“We’re trying to catch up,” he tells AFP in Yangon.
“Indonesian and Cambodian films are selling internationally… but the quality isn’t here yet.”
New vs old generation: Arkar is proud that his movie’s stunts, set against cinematography that sweeps across Myanmar’s dramatic landscapes, have enticed “new audiences” to the cinemas.
But a duopoly of distributors controlling all of Myanmar’s 154 commercial movie theatres means there is little negotiating power for directors or space for new talent.
A frenetic filming schedule is a norm in the industry, meaning proper castings and pre-production planning often fall by the wayside, while scripts are commonly written on the set of low-budget films.

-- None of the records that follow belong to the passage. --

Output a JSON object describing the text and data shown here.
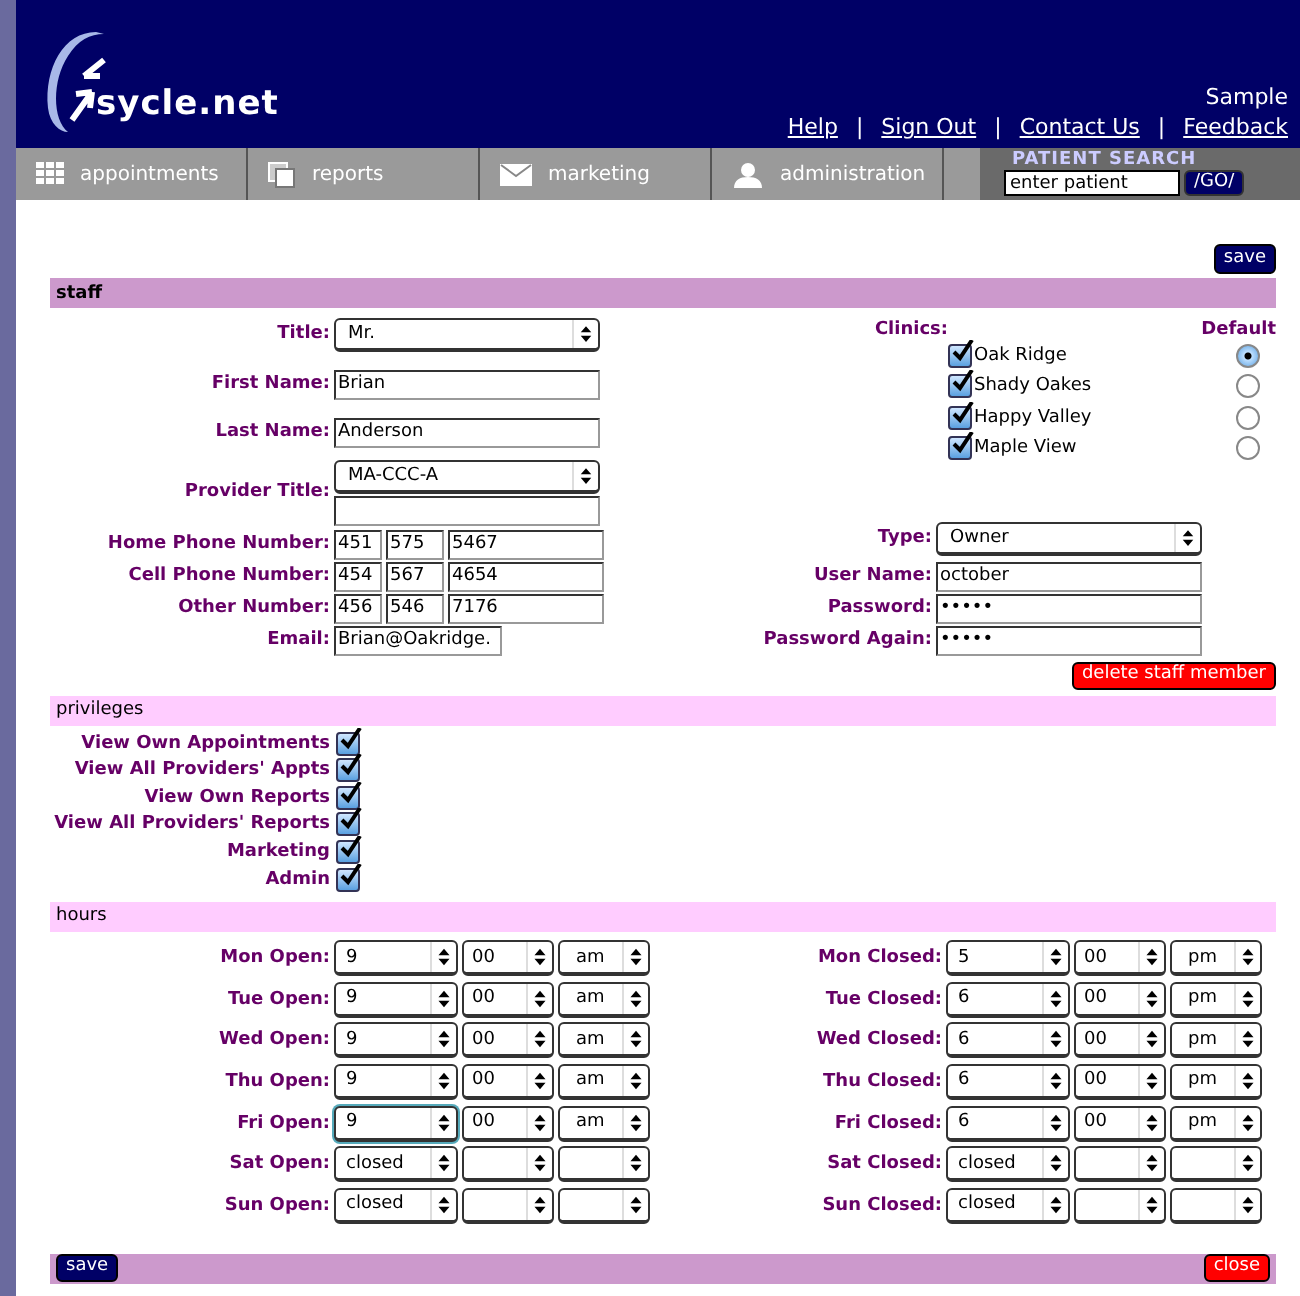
{
  "header": {
    "logo": "sycle.net",
    "account": "Sample",
    "links": [
      "Help",
      "Sign Out",
      "Contact Us",
      "Feedback"
    ],
    "separator": "|"
  },
  "nav": {
    "tabs": [
      {
        "label": "appointments",
        "kind": "grid"
      },
      {
        "label": "reports",
        "kind": "pages"
      },
      {
        "label": "marketing",
        "kind": "mail"
      },
      {
        "label": "administration",
        "kind": "person"
      }
    ],
    "patient_search": {
      "title": "PATIENT SEARCH",
      "value": "enter patient",
      "button": "/GO/"
    }
  },
  "top_button": "save",
  "staff": {
    "title": "staff",
    "fields": [
      {
        "kind": "select",
        "label": "Title:",
        "value": "Mr."
      },
      {
        "kind": "text",
        "label": "First Name:",
        "value": "Brian"
      },
      {
        "kind": "text",
        "label": "Last Name:",
        "value": "Anderson"
      },
      {
        "kind": "select_text",
        "label": "Provider Title:",
        "value": "MA-CCC-A"
      },
      {
        "kind": "phone",
        "label": "Home Phone Number:",
        "parts": [
          "451",
          "575",
          "5467"
        ]
      },
      {
        "kind": "phone",
        "label": "Cell Phone Number:",
        "parts": [
          "454",
          "567",
          "4654"
        ]
      },
      {
        "kind": "phone",
        "label": "Other Number:",
        "parts": [
          "456",
          "546",
          "7176"
        ]
      },
      {
        "kind": "email",
        "label": "Email:",
        "value": "Brian@Oakridge."
      }
    ],
    "clinics_label": "Clinics:",
    "default_label": "Default",
    "clinics": [
      {
        "name": "Oak Ridge",
        "checked": true,
        "selected": true
      },
      {
        "name": "Shady Oakes",
        "checked": true,
        "selected": false
      },
      {
        "name": "Happy Valley",
        "checked": true,
        "selected": false
      },
      {
        "name": "Maple View",
        "checked": true,
        "selected": false
      }
    ],
    "account": [
      {
        "kind": "select",
        "label": "Type:",
        "value": "Owner"
      },
      {
        "kind": "text",
        "label": "User Name:",
        "value": "october"
      },
      {
        "kind": "password",
        "label": "Password:",
        "value": "•••••"
      },
      {
        "kind": "password",
        "label": "Password Again:",
        "value": "•••••"
      }
    ],
    "delete_button": "delete staff member"
  },
  "privileges": {
    "title": "privileges",
    "items": [
      {
        "label": "View Own Appointments",
        "checked": true
      },
      {
        "label": "View All Providers' Appts",
        "checked": true
      },
      {
        "label": "View Own Reports",
        "checked": true
      },
      {
        "label": "View All Providers' Reports",
        "checked": true
      },
      {
        "label": "Marketing",
        "checked": true
      },
      {
        "label": "Admin",
        "checked": true
      }
    ]
  },
  "hours": {
    "title": "hours",
    "open": [
      {
        "label": "Mon Open:",
        "hour": "9",
        "minute": "00",
        "ampm": "am"
      },
      {
        "label": "Tue Open:",
        "hour": "9",
        "minute": "00",
        "ampm": "am"
      },
      {
        "label": "Wed Open:",
        "hour": "9",
        "minute": "00",
        "ampm": "am"
      },
      {
        "label": "Thu Open:",
        "hour": "9",
        "minute": "00",
        "ampm": "am"
      },
      {
        "label": "Fri Open:",
        "hour": "9",
        "minute": "00",
        "ampm": "am"
      },
      {
        "label": "Sat Open:",
        "hour": "closed"
      },
      {
        "label": "Sun Open:",
        "hour": "closed"
      }
    ],
    "closed": [
      {
        "label": "Mon Closed:",
        "hour": "5",
        "minute": "00",
        "ampm": "pm"
      },
      {
        "label": "Tue Closed:",
        "hour": "6",
        "minute": "00",
        "ampm": "pm"
      },
      {
        "label": "Wed Closed:",
        "hour": "6",
        "minute": "00",
        "ampm": "pm"
      },
      {
        "label": "Thu Closed:",
        "hour": "6",
        "minute": "00",
        "ampm": "pm"
      },
      {
        "label": "Fri Closed:",
        "hour": "6",
        "minute": "00",
        "ampm": "pm"
      },
      {
        "label": "Sat Closed:",
        "hour": "closed"
      },
      {
        "label": "Sun Closed:",
        "hour": "closed"
      }
    ]
  },
  "footer": {
    "save": "save",
    "close": "close"
  }
}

Around half of the movies made in 2018 ended up going straight to DVD.
“Until last year I had no hope,” said director Christina Kyi, who recently broke into Myanmar’s movie-making scene after returning from a New York film school 10 years ago.
“Most actors here can do up to 20 films a year. With me they know they will have to work for six months,” she says.
In Myanmar, superhero and zombie movies reign supreme.
For directors like Arkar and Kyi — who both missed out at this year’s Myanmar Academy Awards, stoking mass controversy — gaining acceptance from the mainstream movie industry presents a serious challenge.
Kyi’s widely-acclaimed Mudras Calling sees the US-raised Burmese lead role, played by her real-life husband, returning to discover his Myanmar roots — and fall in love.
Tipped for top prizes in the country’s version of the Oscars, she came away with nothing.
Outraged fans organized a boycott on social media of the winning director’s movie, pouring scorn on what they viewed as the elitist awards.
Industry veteran Grace calls for more investment, better technology — and more cooperation from both sides.
“I want the old generation to welcome new directors and the new generation to respect their seniors too.”
Soft power: With an arthouse flick at this year’s Cannes Festival, Midi Z is perhaps Myanmar’s highest-profile director internationally — but he has lived for years in Taiwan.
Plans are afoot for a movie studio in capital Naypyidaw.
But the industry might not see as smooth a transition away from political interference as many would like.
Civilian leader Aung San Suu Kyi opened the contentious Academy Awards with a speech urging the film industry to use “soft power” towards a “peaceful, united and developed country”.
The military is only too aware of the power of the silver screen in a country riven with ethnic armed conflicts.
A high-budget film is released each year to mark Armed Forces Day, championing the sacrifices made by patriotic soldiers fighting battles against villainous rebels.
Work has been underway for years to produce a biopic of Suu Kyi’s father and independence hero General Aung San.
The movie even has its own committee under the Ministry for Religious Affairs and Culture.
Foreign filmmakers are eyeing up Myanmar as a shooting location.
An array of exploding cars and daring stunts recently beguiled Yangon residents for the filming of Hong Kong movie Line Walker 2 and there are rumors Nicolas Cage will soon visit to shoot his upcoming sci-fi flick Jiu Jitsu.
These movies are guaranteed to do well in action-mad Myanmar.
Arkar says it is down to Myanmar filmmakers to produce the goods in a country with limited nightlife and entertainment.
“The audience is there. We just need to do good work.”